James bought 80 acres of land from the Jones family around 1919 to start a dairy farm to put his ideas into a real farming situation. The 122-by-36-foot structure was built in 1922 and housed innovative farm equipment and practices. The inventions will not only improve cleanliness, but also make milk production easier and more efficient for farmers.
In a brochure describing his products, James emphasized that while his personal farm was not meant to be a model, it was a place where he “tried to do some things that he believed were valuable.”
According to “The James Way,” published in 1918, a barn that is properly designed and built down to every little detail is a constant source of income.
The state-of-the-art yellow dairy barn was built with two internal silos and one external silo and was fitted with the latest James Way ventilation, support posts, posts, stall fittings, drinkers, feeders and manure removal. systems.
Four men, including his father, worked on the farm and delivered fresh Guernsey milk and eggs to homes in Fort Atkinson. James developed a system to check the quality of the milk produced on the farm and he marketed his milk under the KLEEN MILK brand.”
According to the brochure, the barn is painted yellow “in keeping with the Guernsey cows and the light yellow color of the milk”.
As visitors toured the facilities, Merrilee Lee, director of the Hoards History Museum, described the unique Jamesway inventions inside the cave structure, including the warehouse’s unique ventilation system that kept the stable comfortable, clean and odor-free with James’ notes.
Other advanced features – at the time – included cow comfort innovations such as the Jamesway rotary barn, cow feeding, grass cutting feed systems and pig handling.

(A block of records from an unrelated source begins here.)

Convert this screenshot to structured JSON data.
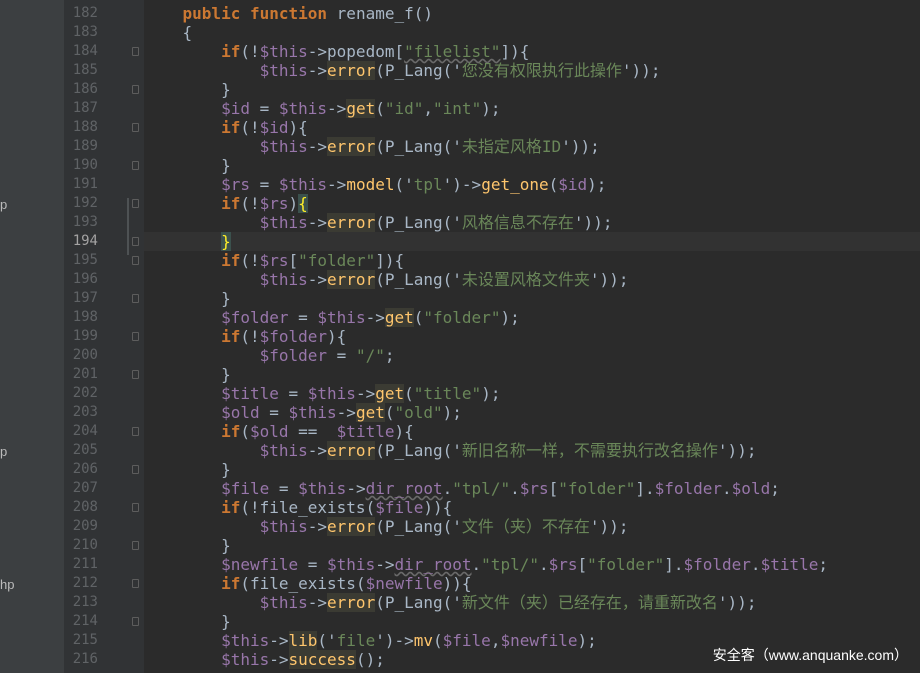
{
  "project_panel": {
    "fragments": [
      {
        "text": "p"
      },
      {
        "text": "p"
      },
      {
        "text": "hp"
      }
    ]
  },
  "gutter": {
    "current_line": "194",
    "line_numbers": [
      "182",
      "183",
      "184",
      "185",
      "186",
      "187",
      "188",
      "189",
      "190",
      "191",
      "192",
      "193",
      "194",
      "195",
      "196",
      "197",
      "198",
      "199",
      "200",
      "201",
      "202",
      "203",
      "204",
      "205",
      "206",
      "207",
      "208",
      "209",
      "210",
      "211",
      "212",
      "213",
      "214",
      "215",
      "216"
    ]
  },
  "code_lines": [
    {
      "indent": "    ",
      "tokens": [
        {
          "t": "public ",
          "c": "kw"
        },
        {
          "t": "function ",
          "c": "kw"
        },
        {
          "t": "rename_f",
          "c": "plain"
        },
        {
          "t": "()",
          "c": "plain"
        }
      ]
    },
    {
      "indent": "    ",
      "tokens": [
        {
          "t": "{",
          "c": "plain"
        }
      ]
    },
    {
      "indent": "        ",
      "tokens": [
        {
          "t": "if",
          "c": "kw"
        },
        {
          "t": "(!",
          "c": "plain"
        },
        {
          "t": "$this",
          "c": "var"
        },
        {
          "t": "->",
          "c": "plain"
        },
        {
          "t": "popedom",
          "c": "plain"
        },
        {
          "t": "[",
          "c": "plain"
        },
        {
          "t": "\"filelist\"",
          "c": "str_und"
        },
        {
          "t": "]){",
          "c": "plain"
        }
      ]
    },
    {
      "indent": "            ",
      "tokens": [
        {
          "t": "$this",
          "c": "var"
        },
        {
          "t": "->",
          "c": "plain"
        },
        {
          "t": "error",
          "c": "fn_hl"
        },
        {
          "t": "(",
          "c": "plain"
        },
        {
          "t": "P_Lang",
          "c": "plain"
        },
        {
          "t": "('",
          "c": "plain"
        },
        {
          "t": "您没有权限执行此操作",
          "c": "str"
        },
        {
          "t": "'));",
          "c": "plain"
        }
      ]
    },
    {
      "indent": "        ",
      "tokens": [
        {
          "t": "}",
          "c": "plain"
        }
      ]
    },
    {
      "indent": "        ",
      "tokens": [
        {
          "t": "$id",
          "c": "var"
        },
        {
          "t": " = ",
          "c": "plain"
        },
        {
          "t": "$this",
          "c": "var"
        },
        {
          "t": "->",
          "c": "plain"
        },
        {
          "t": "get",
          "c": "fn_hl"
        },
        {
          "t": "(",
          "c": "plain"
        },
        {
          "t": "\"id\"",
          "c": "str"
        },
        {
          "t": ",",
          "c": "plain"
        },
        {
          "t": "\"int\"",
          "c": "str"
        },
        {
          "t": ");",
          "c": "plain"
        }
      ]
    },
    {
      "indent": "        ",
      "tokens": [
        {
          "t": "if",
          "c": "kw"
        },
        {
          "t": "(!",
          "c": "plain"
        },
        {
          "t": "$id",
          "c": "var"
        },
        {
          "t": "){",
          "c": "plain"
        }
      ]
    },
    {
      "indent": "            ",
      "tokens": [
        {
          "t": "$this",
          "c": "var"
        },
        {
          "t": "->",
          "c": "plain"
        },
        {
          "t": "error",
          "c": "fn_hl"
        },
        {
          "t": "(",
          "c": "plain"
        },
        {
          "t": "P_Lang",
          "c": "plain"
        },
        {
          "t": "('",
          "c": "plain"
        },
        {
          "t": "未指定风格ID",
          "c": "str"
        },
        {
          "t": "'));",
          "c": "plain"
        }
      ]
    },
    {
      "indent": "        ",
      "tokens": [
        {
          "t": "}",
          "c": "plain"
        }
      ]
    },
    {
      "indent": "        ",
      "tokens": [
        {
          "t": "$rs",
          "c": "var"
        },
        {
          "t": " = ",
          "c": "plain"
        },
        {
          "t": "$this",
          "c": "var"
        },
        {
          "t": "->",
          "c": "plain"
        },
        {
          "t": "model",
          "c": "fn"
        },
        {
          "t": "('",
          "c": "plain"
        },
        {
          "t": "tpl",
          "c": "str"
        },
        {
          "t": "')->",
          "c": "plain"
        },
        {
          "t": "get_one",
          "c": "fn"
        },
        {
          "t": "(",
          "c": "plain"
        },
        {
          "t": "$id",
          "c": "var"
        },
        {
          "t": ");",
          "c": "plain"
        }
      ]
    },
    {
      "indent": "        ",
      "tokens": [
        {
          "t": "if",
          "c": "kw"
        },
        {
          "t": "(!",
          "c": "plain"
        },
        {
          "t": "$rs",
          "c": "var"
        },
        {
          "t": ")",
          "c": "plain"
        },
        {
          "t": "{",
          "c": "brace"
        }
      ]
    },
    {
      "indent": "            ",
      "tokens": [
        {
          "t": "$this",
          "c": "var"
        },
        {
          "t": "->",
          "c": "plain"
        },
        {
          "t": "error",
          "c": "fn_hl"
        },
        {
          "t": "(",
          "c": "plain"
        },
        {
          "t": "P_Lang",
          "c": "plain"
        },
        {
          "t": "('",
          "c": "plain"
        },
        {
          "t": "风格信息不存在",
          "c": "str"
        },
        {
          "t": "'));",
          "c": "plain"
        }
      ]
    },
    {
      "indent": "        ",
      "tokens": [
        {
          "t": "}",
          "c": "brace"
        }
      ]
    },
    {
      "indent": "        ",
      "tokens": [
        {
          "t": "if",
          "c": "kw"
        },
        {
          "t": "(!",
          "c": "plain"
        },
        {
          "t": "$rs",
          "c": "var"
        },
        {
          "t": "[",
          "c": "plain"
        },
        {
          "t": "\"folder\"",
          "c": "str"
        },
        {
          "t": "]){",
          "c": "plain"
        }
      ]
    },
    {
      "indent": "            ",
      "tokens": [
        {
          "t": "$this",
          "c": "var"
        },
        {
          "t": "->",
          "c": "plain"
        },
        {
          "t": "error",
          "c": "fn_hl"
        },
        {
          "t": "(",
          "c": "plain"
        },
        {
          "t": "P_Lang",
          "c": "plain"
        },
        {
          "t": "('",
          "c": "plain"
        },
        {
          "t": "未设置风格文件夹",
          "c": "str"
        },
        {
          "t": "'));",
          "c": "plain"
        }
      ]
    },
    {
      "indent": "        ",
      "tokens": [
        {
          "t": "}",
          "c": "plain"
        }
      ]
    },
    {
      "indent": "        ",
      "tokens": [
        {
          "t": "$folder",
          "c": "var"
        },
        {
          "t": " = ",
          "c": "plain"
        },
        {
          "t": "$this",
          "c": "var"
        },
        {
          "t": "->",
          "c": "plain"
        },
        {
          "t": "get",
          "c": "fn_hl"
        },
        {
          "t": "(",
          "c": "plain"
        },
        {
          "t": "\"folder\"",
          "c": "str"
        },
        {
          "t": ");",
          "c": "plain"
        }
      ]
    },
    {
      "indent": "        ",
      "tokens": [
        {
          "t": "if",
          "c": "kw"
        },
        {
          "t": "(!",
          "c": "plain"
        },
        {
          "t": "$folder",
          "c": "var"
        },
        {
          "t": "){",
          "c": "plain"
        }
      ]
    },
    {
      "indent": "            ",
      "tokens": [
        {
          "t": "$folder",
          "c": "var"
        },
        {
          "t": " = ",
          "c": "plain"
        },
        {
          "t": "\"/\"",
          "c": "str"
        },
        {
          "t": ";",
          "c": "plain"
        }
      ]
    },
    {
      "indent": "        ",
      "tokens": [
        {
          "t": "}",
          "c": "plain"
        }
      ]
    },
    {
      "indent": "        ",
      "tokens": [
        {
          "t": "$title",
          "c": "var"
        },
        {
          "t": " = ",
          "c": "plain"
        },
        {
          "t": "$this",
          "c": "var"
        },
        {
          "t": "->",
          "c": "plain"
        },
        {
          "t": "get",
          "c": "fn_hl"
        },
        {
          "t": "(",
          "c": "plain"
        },
        {
          "t": "\"title\"",
          "c": "str"
        },
        {
          "t": ");",
          "c": "plain"
        }
      ]
    },
    {
      "indent": "        ",
      "tokens": [
        {
          "t": "$old",
          "c": "var"
        },
        {
          "t": " = ",
          "c": "plain"
        },
        {
          "t": "$this",
          "c": "var"
        },
        {
          "t": "->",
          "c": "plain"
        },
        {
          "t": "get",
          "c": "fn_hl"
        },
        {
          "t": "(",
          "c": "plain"
        },
        {
          "t": "\"old\"",
          "c": "str"
        },
        {
          "t": ");",
          "c": "plain"
        }
      ]
    },
    {
      "indent": "        ",
      "tokens": [
        {
          "t": "if",
          "c": "kw"
        },
        {
          "t": "(",
          "c": "plain"
        },
        {
          "t": "$old",
          "c": "var"
        },
        {
          "t": " ==  ",
          "c": "plain"
        },
        {
          "t": "$title",
          "c": "var"
        },
        {
          "t": "){",
          "c": "plain"
        }
      ]
    },
    {
      "indent": "            ",
      "tokens": [
        {
          "t": "$this",
          "c": "var"
        },
        {
          "t": "->",
          "c": "plain"
        },
        {
          "t": "error",
          "c": "fn_hl"
        },
        {
          "t": "(",
          "c": "plain"
        },
        {
          "t": "P_Lang",
          "c": "plain"
        },
        {
          "t": "('",
          "c": "plain"
        },
        {
          "t": "新旧名称一样，不需要执行改名操作",
          "c": "str"
        },
        {
          "t": "'));",
          "c": "plain"
        }
      ]
    },
    {
      "indent": "        ",
      "tokens": [
        {
          "t": "}",
          "c": "plain"
        }
      ]
    },
    {
      "indent": "        ",
      "tokens": [
        {
          "t": "$file",
          "c": "var"
        },
        {
          "t": " = ",
          "c": "plain"
        },
        {
          "t": "$this",
          "c": "var"
        },
        {
          "t": "->",
          "c": "plain"
        },
        {
          "t": "dir_root",
          "c": "var_und"
        },
        {
          "t": ".",
          "c": "plain"
        },
        {
          "t": "\"tpl/\"",
          "c": "str"
        },
        {
          "t": ".",
          "c": "plain"
        },
        {
          "t": "$rs",
          "c": "var"
        },
        {
          "t": "[",
          "c": "plain"
        },
        {
          "t": "\"folder\"",
          "c": "str"
        },
        {
          "t": "].",
          "c": "plain"
        },
        {
          "t": "$folder",
          "c": "var"
        },
        {
          "t": ".",
          "c": "plain"
        },
        {
          "t": "$old",
          "c": "var"
        },
        {
          "t": ";",
          "c": "plain"
        }
      ]
    },
    {
      "indent": "        ",
      "tokens": [
        {
          "t": "if",
          "c": "kw"
        },
        {
          "t": "(!",
          "c": "plain"
        },
        {
          "t": "file_exists",
          "c": "plain"
        },
        {
          "t": "(",
          "c": "plain"
        },
        {
          "t": "$file",
          "c": "var"
        },
        {
          "t": ")){",
          "c": "plain"
        }
      ]
    },
    {
      "indent": "            ",
      "tokens": [
        {
          "t": "$this",
          "c": "var"
        },
        {
          "t": "->",
          "c": "plain"
        },
        {
          "t": "error",
          "c": "fn_hl"
        },
        {
          "t": "(",
          "c": "plain"
        },
        {
          "t": "P_Lang",
          "c": "plain"
        },
        {
          "t": "('",
          "c": "plain"
        },
        {
          "t": "文件（夹）不存在",
          "c": "str"
        },
        {
          "t": "'));",
          "c": "plain"
        }
      ]
    },
    {
      "indent": "        ",
      "tokens": [
        {
          "t": "}",
          "c": "plain"
        }
      ]
    },
    {
      "indent": "        ",
      "tokens": [
        {
          "t": "$newfile",
          "c": "var"
        },
        {
          "t": " = ",
          "c": "plain"
        },
        {
          "t": "$this",
          "c": "var"
        },
        {
          "t": "->",
          "c": "plain"
        },
        {
          "t": "dir_root",
          "c": "var_und"
        },
        {
          "t": ".",
          "c": "plain"
        },
        {
          "t": "\"tpl/\"",
          "c": "str"
        },
        {
          "t": ".",
          "c": "plain"
        },
        {
          "t": "$rs",
          "c": "var"
        },
        {
          "t": "[",
          "c": "plain"
        },
        {
          "t": "\"folder\"",
          "c": "str"
        },
        {
          "t": "].",
          "c": "plain"
        },
        {
          "t": "$folder",
          "c": "var"
        },
        {
          "t": ".",
          "c": "plain"
        },
        {
          "t": "$title",
          "c": "var"
        },
        {
          "t": ";",
          "c": "plain"
        }
      ]
    },
    {
      "indent": "        ",
      "tokens": [
        {
          "t": "if",
          "c": "kw"
        },
        {
          "t": "(",
          "c": "plain"
        },
        {
          "t": "file_exists",
          "c": "plain"
        },
        {
          "t": "(",
          "c": "plain"
        },
        {
          "t": "$newfile",
          "c": "var"
        },
        {
          "t": ")){",
          "c": "plain"
        }
      ]
    },
    {
      "indent": "            ",
      "tokens": [
        {
          "t": "$this",
          "c": "var"
        },
        {
          "t": "->",
          "c": "plain"
        },
        {
          "t": "error",
          "c": "fn_hl"
        },
        {
          "t": "(",
          "c": "plain"
        },
        {
          "t": "P_Lang",
          "c": "plain"
        },
        {
          "t": "('",
          "c": "plain"
        },
        {
          "t": "新文件（夹）已经存在，请重新改名",
          "c": "str"
        },
        {
          "t": "'));",
          "c": "plain"
        }
      ]
    },
    {
      "indent": "        ",
      "tokens": [
        {
          "t": "}",
          "c": "plain"
        }
      ]
    },
    {
      "indent": "        ",
      "tokens": [
        {
          "t": "$this",
          "c": "var"
        },
        {
          "t": "->",
          "c": "plain"
        },
        {
          "t": "lib",
          "c": "fn_hl"
        },
        {
          "t": "('",
          "c": "plain"
        },
        {
          "t": "file",
          "c": "str"
        },
        {
          "t": "')->",
          "c": "plain"
        },
        {
          "t": "mv",
          "c": "fn"
        },
        {
          "t": "(",
          "c": "plain"
        },
        {
          "t": "$file",
          "c": "var"
        },
        {
          "t": ",",
          "c": "plain"
        },
        {
          "t": "$newfile",
          "c": "var"
        },
        {
          "t": ");",
          "c": "plain"
        }
      ]
    },
    {
      "indent": "        ",
      "tokens": [
        {
          "t": "$this",
          "c": "var"
        },
        {
          "t": "->",
          "c": "plain"
        },
        {
          "t": "success",
          "c": "fn_hl"
        },
        {
          "t": "();",
          "c": "plain"
        }
      ]
    }
  ],
  "watermark": "安全客（www.anquanke.com）",
  "colors": {
    "editor_bg": "#2b2b2b",
    "gutter_bg": "#313335",
    "keyword": "#cc7832",
    "variable": "#9876aa",
    "string": "#6a8759",
    "function": "#ffc66d",
    "plain": "#a9b7c6",
    "brace_match": "#ffef28"
  }
}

“The James Way” is still synonymous with innovative dairy farm equipment.
An evolving business model
After WD James died in 1948, the farm, including the distinctive barn, was sold to the Jones family, who operated the property as a dairy farm and piggery operation until 1985.
After they bought the farm back, some of the land was used to expand the production area for the Jones family’s sausage and smoked meat business. The cow herd was converted to registered Holsteins from Guernsey in 1974 due to market pressure for low fat milk. Additions were made to the 1922 structure to accommodate a larger herd, which grew to 140 by 1982.
In 1983, farm managers and 100 volunteers hosted the largest June Dairy Breakfast in the state, attracting 3,225 people. Two years later, the dairy was discontinued so that the family could focus on the growing meat business.
“This celebration is the perfect opportunity to showcase our beloved yellow barn to the local community, remember its historical importance to the dairy industry, and support the next generation of agricultural leaders in our region,” says Jones.
Proceeds from the centennial celebration will be used for scholarships for local agricultural students.
Local residents and history buffs helped educate visitors from bygone eras, including Dan Hess of Old World Wisconsin, who fired up a forge and demonstrated his blacksmithing skills. Lydia Fink, along with others from the nearby Lundy Farm, transported a variety of dairy cattle that happily occupied the stalls still standing in the barn.
Others like Phil Cohen, Bob and Tom Zelenski shared their love of vintage milking equipment, while model farm enthusiasts John Klettke and Cal Anderson displayed model farms from the early 1900s to the present.
At the event was Taylor Schaefer at Alice Dairyland. “Although the Jones Yellow Barn was only a working dairy until the mid-1980s, Jones Dairy Farm continues to focus on natural sausage, cured pork and more while maintaining control of the land,” he said. Alice Dairyland Taylor Schaefer, who enjoyed talking with community members, meeting the Jones Family and learning more about the company’s rich history that began in 1889.